Teixeira this week confirmed speculation that he was interested in taking a stake in the team in order to promote the ailing A1GP circus [see story here
] but, while any doubt remains over the possibility of a rescue, rumours abound as to where Campos is going to find the money to avoid his entry being canned in favour of other hopefuls looking to join the grid in Bahrain.
The latest ruse, according to media sources in both Spain and Italy - where the team's chassis is currently being built by Dallara - is to consider employing a female driver, either as a test and development pilot or to join Bruno Senna in the race line-up. While both A1GP title winner Adam Carroll and F2 champion Andy Soucek have been named as candidates for the second seat alongside the Brazilian, Italiaracing.net

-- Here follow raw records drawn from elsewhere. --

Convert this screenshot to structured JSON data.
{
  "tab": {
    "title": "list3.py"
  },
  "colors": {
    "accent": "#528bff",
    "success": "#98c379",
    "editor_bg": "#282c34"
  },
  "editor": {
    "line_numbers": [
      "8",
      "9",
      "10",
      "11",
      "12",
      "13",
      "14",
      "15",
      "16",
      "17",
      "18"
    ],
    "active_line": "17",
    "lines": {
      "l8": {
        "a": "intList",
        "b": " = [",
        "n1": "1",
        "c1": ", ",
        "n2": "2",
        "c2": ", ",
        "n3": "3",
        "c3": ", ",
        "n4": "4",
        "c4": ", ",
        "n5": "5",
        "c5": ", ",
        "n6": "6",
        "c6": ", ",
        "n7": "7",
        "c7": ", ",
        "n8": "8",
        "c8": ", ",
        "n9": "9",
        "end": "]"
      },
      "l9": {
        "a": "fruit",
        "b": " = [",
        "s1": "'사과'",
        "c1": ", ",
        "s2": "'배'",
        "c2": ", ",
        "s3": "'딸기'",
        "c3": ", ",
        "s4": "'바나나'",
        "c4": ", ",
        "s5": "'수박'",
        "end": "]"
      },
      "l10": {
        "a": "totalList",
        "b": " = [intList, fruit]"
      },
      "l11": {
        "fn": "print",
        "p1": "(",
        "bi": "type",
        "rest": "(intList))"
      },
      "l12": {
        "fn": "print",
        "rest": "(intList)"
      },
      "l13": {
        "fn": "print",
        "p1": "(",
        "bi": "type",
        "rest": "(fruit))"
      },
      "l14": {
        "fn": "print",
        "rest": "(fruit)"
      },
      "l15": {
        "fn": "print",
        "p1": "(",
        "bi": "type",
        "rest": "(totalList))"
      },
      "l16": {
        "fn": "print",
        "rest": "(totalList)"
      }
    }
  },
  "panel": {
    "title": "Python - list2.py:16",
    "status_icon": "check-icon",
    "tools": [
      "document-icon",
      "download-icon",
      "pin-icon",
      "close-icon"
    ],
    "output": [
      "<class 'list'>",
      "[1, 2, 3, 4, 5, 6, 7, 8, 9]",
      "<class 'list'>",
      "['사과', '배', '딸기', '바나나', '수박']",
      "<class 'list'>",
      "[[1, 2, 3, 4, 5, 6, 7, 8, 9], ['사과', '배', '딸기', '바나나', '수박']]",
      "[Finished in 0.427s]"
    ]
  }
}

reports that the team is seriously examining the possibility of giving Maria de Villota a chance to prove herself.
The 31-year old daughter of former F1 pilot Emilio de Villota impressed on a handful of outings in the Superleague Formula series last season, and has previous experience in touring cars as well as junior single-seaters, and would bring not only the lure of being a Spanish driver in a Spanish team, but also the expectation of attracting sponsors not previously interested in F1.
The move has been hastened by reports in Germany that Campos Meta's situation will be examined by the F1 Commission next week, with the possibility that it could be asked to rescind its entry for 2010 should a full season's budget not be in place. The sport's commercial supremo, Bernie Ecclestone, has already cast doubt on the viability of both Campos and USF1, and is known to favour switching their entries to other candidates should there be any doubt over whether they will make it through the 2010 campaign, with Stefan GP among those pressing for inclusion, having snapped up elements of Toyota's stalled F1 programme, including its chassis designs.
de Villota would not be the first female driver to compete in grands prix - the late Lella Lombardi scored half a point in the truncated 1975 Spanish GP, while Maria-Teresa de Filippis raced in both 1958 and '59 - but follows the abortive efforts of Giovanna Amati, who failed to qualify for three races with Brabham in 1992, Davina Galica and Desire Wilson, whose sixth place in South Africa in 1981 was scrubbed from the record books. Britain's Katherine Legge was the last female driver to sample F1 power, when she tested for Minardi in 2005.